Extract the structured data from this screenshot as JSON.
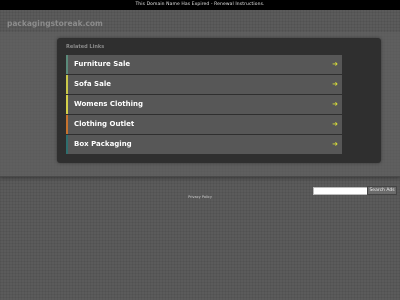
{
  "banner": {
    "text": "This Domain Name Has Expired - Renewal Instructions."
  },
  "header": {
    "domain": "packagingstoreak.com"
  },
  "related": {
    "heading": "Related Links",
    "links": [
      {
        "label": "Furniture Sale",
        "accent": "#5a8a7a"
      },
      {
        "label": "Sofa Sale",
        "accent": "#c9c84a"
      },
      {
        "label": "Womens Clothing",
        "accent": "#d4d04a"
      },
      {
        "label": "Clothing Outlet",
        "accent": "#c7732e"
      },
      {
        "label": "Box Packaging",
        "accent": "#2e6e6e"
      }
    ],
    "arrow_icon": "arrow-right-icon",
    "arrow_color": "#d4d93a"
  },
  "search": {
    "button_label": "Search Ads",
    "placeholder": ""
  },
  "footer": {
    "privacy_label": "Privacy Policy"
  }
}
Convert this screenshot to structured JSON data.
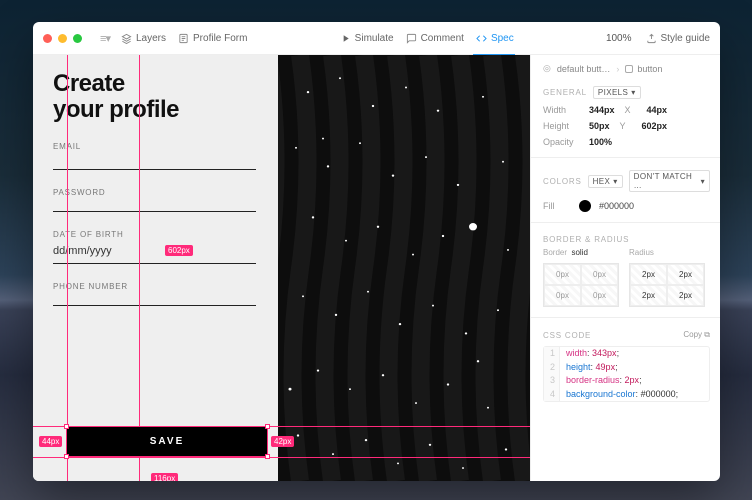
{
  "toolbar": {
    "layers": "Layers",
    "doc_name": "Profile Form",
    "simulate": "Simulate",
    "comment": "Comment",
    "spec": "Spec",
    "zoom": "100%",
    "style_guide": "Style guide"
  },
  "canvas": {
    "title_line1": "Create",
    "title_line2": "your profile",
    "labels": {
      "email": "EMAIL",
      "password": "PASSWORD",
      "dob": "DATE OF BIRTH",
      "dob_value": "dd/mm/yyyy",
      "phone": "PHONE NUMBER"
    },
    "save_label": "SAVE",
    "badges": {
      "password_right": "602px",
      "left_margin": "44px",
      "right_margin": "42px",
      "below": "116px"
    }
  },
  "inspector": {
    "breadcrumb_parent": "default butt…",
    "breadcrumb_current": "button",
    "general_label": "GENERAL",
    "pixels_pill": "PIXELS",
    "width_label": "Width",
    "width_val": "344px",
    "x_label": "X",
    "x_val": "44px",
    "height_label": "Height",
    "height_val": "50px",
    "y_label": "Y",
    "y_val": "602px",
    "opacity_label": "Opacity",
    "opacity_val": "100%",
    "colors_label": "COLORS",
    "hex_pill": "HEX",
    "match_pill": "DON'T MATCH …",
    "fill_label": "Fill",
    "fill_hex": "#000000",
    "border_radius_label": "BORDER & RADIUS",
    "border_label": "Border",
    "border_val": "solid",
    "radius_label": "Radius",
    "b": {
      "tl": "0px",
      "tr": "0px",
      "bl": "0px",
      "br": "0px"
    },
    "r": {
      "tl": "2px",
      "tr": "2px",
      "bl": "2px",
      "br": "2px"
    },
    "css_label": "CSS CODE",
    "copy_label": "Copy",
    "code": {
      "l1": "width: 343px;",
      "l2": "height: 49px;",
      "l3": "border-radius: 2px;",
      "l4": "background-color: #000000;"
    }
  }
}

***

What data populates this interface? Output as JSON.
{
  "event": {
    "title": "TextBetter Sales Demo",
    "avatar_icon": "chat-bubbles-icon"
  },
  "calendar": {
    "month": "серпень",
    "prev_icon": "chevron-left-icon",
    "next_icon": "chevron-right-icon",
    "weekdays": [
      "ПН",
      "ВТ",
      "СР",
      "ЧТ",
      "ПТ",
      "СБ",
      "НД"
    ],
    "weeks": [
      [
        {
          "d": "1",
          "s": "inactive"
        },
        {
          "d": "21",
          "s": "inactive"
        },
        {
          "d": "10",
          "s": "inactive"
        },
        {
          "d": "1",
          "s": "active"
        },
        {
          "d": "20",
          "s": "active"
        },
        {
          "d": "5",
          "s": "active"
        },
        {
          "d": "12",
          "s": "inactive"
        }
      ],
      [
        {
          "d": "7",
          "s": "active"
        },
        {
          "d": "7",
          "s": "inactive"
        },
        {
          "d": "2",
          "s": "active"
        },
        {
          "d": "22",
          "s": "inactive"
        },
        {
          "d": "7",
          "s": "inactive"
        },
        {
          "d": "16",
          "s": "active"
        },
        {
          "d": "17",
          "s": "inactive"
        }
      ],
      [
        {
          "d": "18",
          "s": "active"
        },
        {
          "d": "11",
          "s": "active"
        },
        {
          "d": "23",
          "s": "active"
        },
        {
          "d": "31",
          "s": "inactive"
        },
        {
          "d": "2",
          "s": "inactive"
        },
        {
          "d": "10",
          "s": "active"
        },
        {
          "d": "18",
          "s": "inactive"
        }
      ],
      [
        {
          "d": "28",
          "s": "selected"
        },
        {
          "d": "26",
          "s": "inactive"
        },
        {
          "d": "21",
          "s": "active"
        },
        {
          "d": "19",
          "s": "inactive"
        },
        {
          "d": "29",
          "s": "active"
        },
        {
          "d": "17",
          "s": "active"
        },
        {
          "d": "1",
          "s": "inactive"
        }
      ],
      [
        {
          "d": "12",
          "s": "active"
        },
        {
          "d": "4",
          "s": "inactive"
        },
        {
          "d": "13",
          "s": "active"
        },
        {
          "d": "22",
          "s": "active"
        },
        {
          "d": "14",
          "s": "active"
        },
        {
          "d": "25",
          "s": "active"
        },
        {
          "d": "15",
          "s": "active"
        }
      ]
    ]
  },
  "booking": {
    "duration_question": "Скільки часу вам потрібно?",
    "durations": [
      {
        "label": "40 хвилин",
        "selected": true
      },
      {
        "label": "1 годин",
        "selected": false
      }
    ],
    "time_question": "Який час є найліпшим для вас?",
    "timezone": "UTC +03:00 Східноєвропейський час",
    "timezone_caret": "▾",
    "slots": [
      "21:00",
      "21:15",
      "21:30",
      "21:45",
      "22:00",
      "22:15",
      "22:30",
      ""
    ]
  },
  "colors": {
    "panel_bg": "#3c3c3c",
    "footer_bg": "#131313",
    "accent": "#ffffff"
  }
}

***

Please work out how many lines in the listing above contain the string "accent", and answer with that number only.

**Task solution:** 6